The Boy Scouts of America announced a new program April 15 to engage children naturally curious about fizzing, bubbling, building, designing, and much more. The new pilot program, called STEM Scouts, will roll out to 12 councils this fall and will give young people a new, fun way to discover science, technology, engineering, and math. The program launches at a time when careers in STEM-related fields are on the rise.
By increasing STEM learning opportunities and establishing partnerships with businesses and universities, STEM Scouts, through a hands-on learning environment, gives young people real experience in these fields and the opportunity to work closely with STEM educators and experts.
“As one of the leading youth-serving organizations, we have a responsibility to provide young people with new, relevant, and fresh programs and experiences that will have long-lasting impacts on their lives,” Wayne Brock, the BSA’s Chief Scout Executive, said. “Today’s youth crave hands-on learning experiences and STEM Scouts fills that need while honoring Scouting’s proven and impactful values and ideals. The success of the pilot program has given our movement direction on how we can continue to innovate our programs and help youth rethink how Scouting can impact their lives.”
The BSA launched the STEM Scouts pilot program in 2014 in Knoxville, Tennessee, giving youth both boys and girls a new way to learn about STEM outside of the classroom with the goal of establishing a long-term interest in one of these rapidly growing fields. Within six months of the pilot launch, school officials, teachers, and parents were already noticing a big difference.
“STEM Scouts seems to be the light switch for many of the kids, giving them hope and direction with their academics,” said Susan Martin, site resource coordinator at South Knoxville Elementary School, one of the schools affiliated with the pilot program. “The big differentiator with this program is that it combines academics with character-building skills, all in a fun, active environment. This has been the key to help students understand that learning can be fun.”
The pilot program served nearly 400 students and had an attendance rate of more than 90 percent. Schools reported that STEM Scouts helped students who had previously struggled in these areas improve their understanding of the subjects and become more interested in science, math, and technology. The rousing success of and interest in the pilot program enabled the BSA to extend the program to 12 additional councils and reach more youth.

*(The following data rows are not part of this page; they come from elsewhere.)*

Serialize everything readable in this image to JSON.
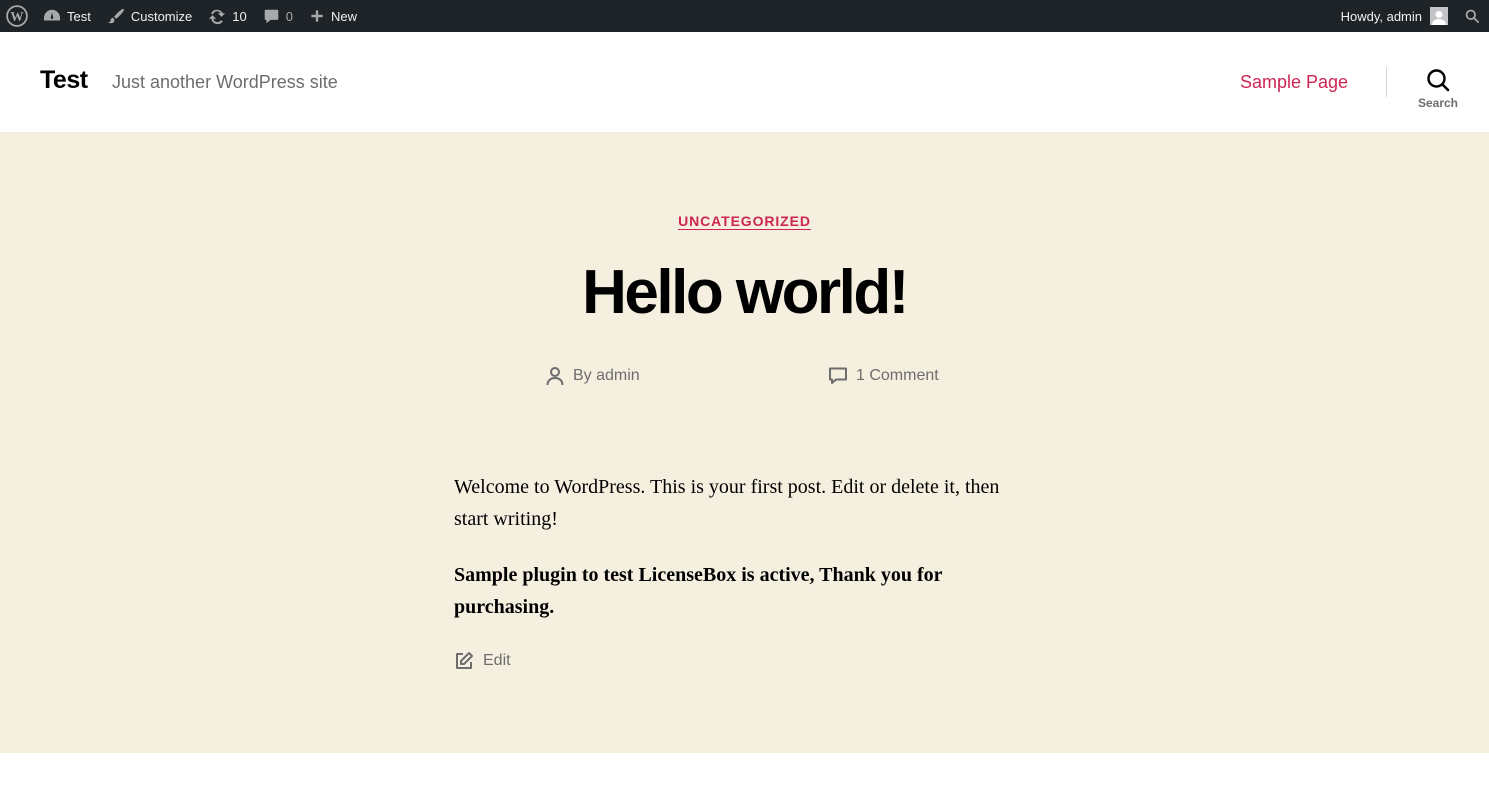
{
  "adminbar": {
    "site_name": "Test",
    "customize": "Customize",
    "updates_count": "10",
    "comments_count": "0",
    "new_label": "New",
    "greeting": "Howdy, admin",
    "bg_color": "#1d2327"
  },
  "header": {
    "site_title": "Test",
    "site_description": "Just another WordPress site",
    "menu": [
      {
        "label": "Sample Page"
      }
    ],
    "search_label": "Search",
    "accent_color": "#cd2653"
  },
  "post": {
    "category": "UNCATEGORIZED",
    "title": "Hello world!",
    "author": "By admin",
    "comments": "1 Comment",
    "paragraphs": [
      "Welcome to WordPress. This is your first post. Edit or delete it, then start writing!",
      "Sample plugin to test LicenseBox is active, Thank you for purchasing."
    ],
    "edit_label": "Edit",
    "bg_color": "#f5efe0"
  },
  "icons": {
    "wp": "wordpress-logo-icon",
    "dashboard": "dashboard-icon",
    "customize": "paintbrush-icon",
    "updates": "updates-icon",
    "comments": "comment-bubble-icon",
    "new": "plus-icon",
    "avatar": "avatar-icon",
    "adminbar_search": "search-icon",
    "author": "user-icon",
    "post_comments": "comment-icon",
    "edit": "edit-icon"
  }
}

STEM Scouts will work closely with STEM professionals and conduct experiments that could lead to new inventions, technologies, machines, and medicines, and develop ideas that change lives. Through weekly meetings and four- to six-week modules that cover a variety of disciplines, STEM Scouts is designed to be fast paced, thought provoking, and fun. The coed program, available to elementary, middle, and high school students, provides a great opportunity for collaboration and gives all youth a chance to become STEM experts.
What’s more, STEM Scouts at the high school level have the opportunity to have their work peer-reviewed by scientists and engineers and then published, helping to increase their chances for college scholarships and program admissions. Additionally, each council will be encouraged to partner with a local university to aid in the execution of the program and provide resources and counsel to make sure the program is giving youth the latest in STEM education.
This new program will be delivered through chartered organizations and may be augmented with mobile STEM laboratories and STEM summer camps.
The following 12 councils have been selected to participate in the STEM Scouts program, pending their board approval:
Capitol Area Council; Austin, TX
Pathway to Adventure; Chicago, IL
Circle Ten Council; Dallas, TX
Denver Area Council; Denver, CO
Connecticut Rivers Council; East Hartford, CT
Sam Houston Area Council; Houston, TX
Crossroads of America Council; Indianapolis, IN
Middle Tennessee Council; Nashville, TN
Greater St. Louis Area Council; St. Louis, MO
Catalina Council; Tucson, AZ
Garden State Council; Westampton, NJ
Samoset Council; Weston, WI
“Fostering a strong STEM education is our organization’s best opportunity to boost the spirit of innovation and another way we’re helping all Scouts be prepared for life,” Brock said.
SOURCE Boy Scouts of America